### Problem description:
The entries follow. Copy every line in which "dptar" appears.

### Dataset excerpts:
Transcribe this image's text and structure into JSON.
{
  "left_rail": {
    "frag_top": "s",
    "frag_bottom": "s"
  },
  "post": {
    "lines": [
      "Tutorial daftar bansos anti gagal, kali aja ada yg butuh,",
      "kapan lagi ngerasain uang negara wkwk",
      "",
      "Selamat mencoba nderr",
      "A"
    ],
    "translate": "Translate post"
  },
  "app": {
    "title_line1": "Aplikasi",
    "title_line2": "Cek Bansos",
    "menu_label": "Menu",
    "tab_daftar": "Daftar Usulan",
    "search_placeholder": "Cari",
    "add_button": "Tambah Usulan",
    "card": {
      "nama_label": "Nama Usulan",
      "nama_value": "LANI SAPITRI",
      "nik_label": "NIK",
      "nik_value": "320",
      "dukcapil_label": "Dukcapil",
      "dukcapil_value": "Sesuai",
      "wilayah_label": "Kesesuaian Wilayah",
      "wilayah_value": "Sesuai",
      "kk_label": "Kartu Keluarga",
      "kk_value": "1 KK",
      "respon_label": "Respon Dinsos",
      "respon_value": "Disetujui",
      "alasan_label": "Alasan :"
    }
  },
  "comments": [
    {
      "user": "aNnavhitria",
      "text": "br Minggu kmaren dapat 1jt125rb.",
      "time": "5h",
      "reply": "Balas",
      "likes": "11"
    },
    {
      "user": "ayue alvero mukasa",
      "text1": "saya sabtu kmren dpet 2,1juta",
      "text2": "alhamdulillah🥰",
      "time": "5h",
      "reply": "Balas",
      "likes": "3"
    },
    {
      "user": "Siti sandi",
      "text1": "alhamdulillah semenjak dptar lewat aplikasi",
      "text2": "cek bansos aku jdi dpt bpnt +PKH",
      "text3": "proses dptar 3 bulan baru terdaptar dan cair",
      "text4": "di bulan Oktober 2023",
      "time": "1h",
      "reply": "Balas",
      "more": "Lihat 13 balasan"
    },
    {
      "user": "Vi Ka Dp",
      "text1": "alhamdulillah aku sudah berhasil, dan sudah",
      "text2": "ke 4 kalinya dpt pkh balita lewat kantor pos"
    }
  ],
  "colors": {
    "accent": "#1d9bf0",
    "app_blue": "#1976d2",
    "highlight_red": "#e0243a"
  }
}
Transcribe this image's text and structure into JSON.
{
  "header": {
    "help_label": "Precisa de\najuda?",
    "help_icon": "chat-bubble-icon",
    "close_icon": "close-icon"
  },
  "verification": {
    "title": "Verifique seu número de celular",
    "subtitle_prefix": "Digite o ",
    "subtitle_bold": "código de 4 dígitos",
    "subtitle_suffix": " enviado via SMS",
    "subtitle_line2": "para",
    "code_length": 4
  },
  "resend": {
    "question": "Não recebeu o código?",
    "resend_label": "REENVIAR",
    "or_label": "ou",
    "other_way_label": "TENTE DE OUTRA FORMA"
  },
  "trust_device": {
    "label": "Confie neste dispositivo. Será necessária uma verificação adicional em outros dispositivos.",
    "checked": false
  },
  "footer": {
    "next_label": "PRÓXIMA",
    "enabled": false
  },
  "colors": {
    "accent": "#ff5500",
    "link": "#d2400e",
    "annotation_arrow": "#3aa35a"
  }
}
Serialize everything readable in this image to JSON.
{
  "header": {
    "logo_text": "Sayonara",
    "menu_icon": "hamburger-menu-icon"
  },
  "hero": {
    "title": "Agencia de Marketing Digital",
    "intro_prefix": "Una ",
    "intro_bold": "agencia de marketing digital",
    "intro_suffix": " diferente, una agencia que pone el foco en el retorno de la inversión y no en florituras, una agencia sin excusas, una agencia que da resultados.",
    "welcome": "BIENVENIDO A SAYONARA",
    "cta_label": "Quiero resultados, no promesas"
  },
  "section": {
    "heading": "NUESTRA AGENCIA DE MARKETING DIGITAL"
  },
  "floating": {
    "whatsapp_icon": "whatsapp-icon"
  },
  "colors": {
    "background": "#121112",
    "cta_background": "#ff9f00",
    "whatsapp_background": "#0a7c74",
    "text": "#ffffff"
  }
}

### Written solution:
      "text1": "alhamdulillah semenjak dptar lewat aplikasi",
      "text3": "proses dptar 3 bulan baru terdaptar dan cair",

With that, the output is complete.